This surgery involves less risk but is only helpful in a select group of people. Dizziness is a common side effect of the medications used to treat heart failure.
This will improve heart function and your breathing. However, because your blood pressure is lower than usual, you may often feel dizzy, especially when standing up from sitting or lying down. Click here for tips on how to minimise this dizziness. These narrated animations explain how a healthy heart works, what happens to it in heart failure and how various treatments work to improve your health.

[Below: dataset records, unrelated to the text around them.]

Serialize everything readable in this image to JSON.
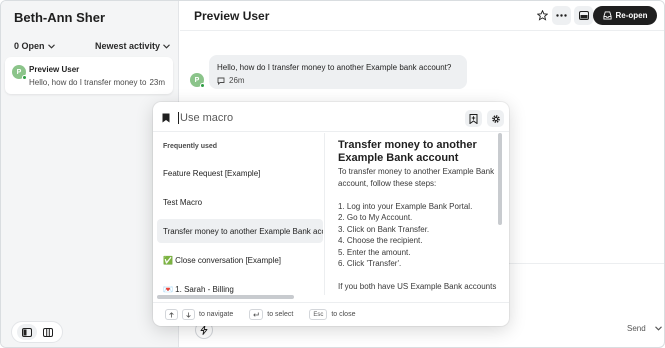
{
  "sidebar": {
    "title": "Beth-Ann Sher",
    "filter_status": "0 Open",
    "filter_sort": "Newest activity",
    "conversation": {
      "avatar_letter": "P",
      "name": "Preview User",
      "preview": "Hello, how do I transfer money to another Example bank account?",
      "time": "23m"
    }
  },
  "header": {
    "title": "Preview User",
    "reopen_label": "Re-open"
  },
  "message": {
    "avatar_letter": "P",
    "text": "Hello, how do I transfer money to another Example bank account?",
    "time": "26m"
  },
  "composer": {
    "send_label": "Send"
  },
  "macro": {
    "placeholder": "Use macro",
    "section_label": "Frequently used",
    "items": [
      {
        "label": "Feature Request [Example]"
      },
      {
        "label": "Test Macro"
      },
      {
        "label": "Transfer money to another Example Bank account"
      },
      {
        "label": "✅ Close conversation [Example]"
      },
      {
        "label": "💌 1. Sarah - Billing"
      }
    ],
    "preview": {
      "title": "Transfer money to another Example Bank account",
      "intro": "To transfer money to another Example Bank account, follow these steps:",
      "steps": [
        "1. Log into your Example Bank Portal.",
        "2. Go to My Account.",
        "3. Click on Bank Transfer.",
        "4. Choose the recipient.",
        "5. Enter the amount.",
        "6. Click 'Transfer'."
      ],
      "outro": "If you both have US Example Bank accounts and have added each other to"
    },
    "footer": {
      "navigate_label": "to navigate",
      "select_label": "to select",
      "esc_key": "Esc",
      "close_label": "to close"
    }
  }
}
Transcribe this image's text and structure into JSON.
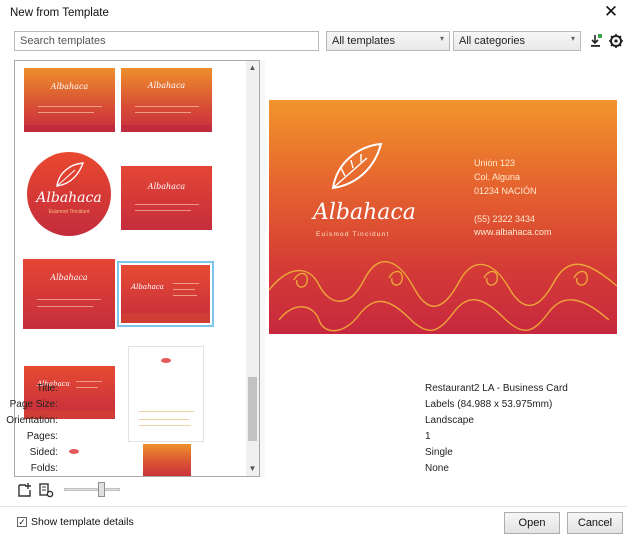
{
  "window": {
    "title": "New from Template"
  },
  "toolbar": {
    "search_placeholder": "Search templates",
    "filter_templates": "All templates",
    "filter_categories": "All categories"
  },
  "thumbnails": {
    "brand": "Albahaca",
    "tagline": "Euismod Tincidunt"
  },
  "preview": {
    "brand": "Albahaca",
    "tagline": "Euismod Tincidunt",
    "address_lines": [
      "Unión 123",
      "Col. Alguna",
      "01234 NACIÓN"
    ],
    "phone": "(55) 2322 3434",
    "website": "www.albahaca.com"
  },
  "details": [
    {
      "label": "Title:",
      "value": "Restaurant2 LA - Business Card"
    },
    {
      "label": "Page Size:",
      "value": "Labels (84.988 x 53.975mm)"
    },
    {
      "label": "Orientation:",
      "value": "Landscape"
    },
    {
      "label": "Pages:",
      "value": "1"
    },
    {
      "label": "Sided:",
      "value": "Single"
    },
    {
      "label": "Folds:",
      "value": "None"
    }
  ],
  "footer": {
    "show_details_label": "Show template details",
    "show_details_checked": true,
    "open_label": "Open",
    "cancel_label": "Cancel"
  },
  "colors": {
    "card_top": "#f1952b",
    "card_bottom": "#c7283e",
    "selection": "#7fc4ea"
  },
  "zoom_slider": {
    "value": 0.6
  }
}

The HFA is part of the European Society of Cardiology, a nonprofit Association established under French Law of and is dedicated to heart failure patient management and increasing the awareness of heart failure as a global health problem. Understanding heart failure Introduction How does the normal heart work? What is heart failure? What goes wrong in heart failure? What are the different types of heart failure?
Symptoms of heart failure What causes heart failure? Common tests for heart failure How can heart failure change over time? Myths and facts about heart failure Heart failure in young people. What can your doctor do What can your doctor or nurse do? Heart failure medicines Implantable devices Surgery Cancer therapy and heart failure Other procedures Questions to ask your doctor People that may be involved in your care Heart failure clinics and management programmes Getting involved in clinical trials.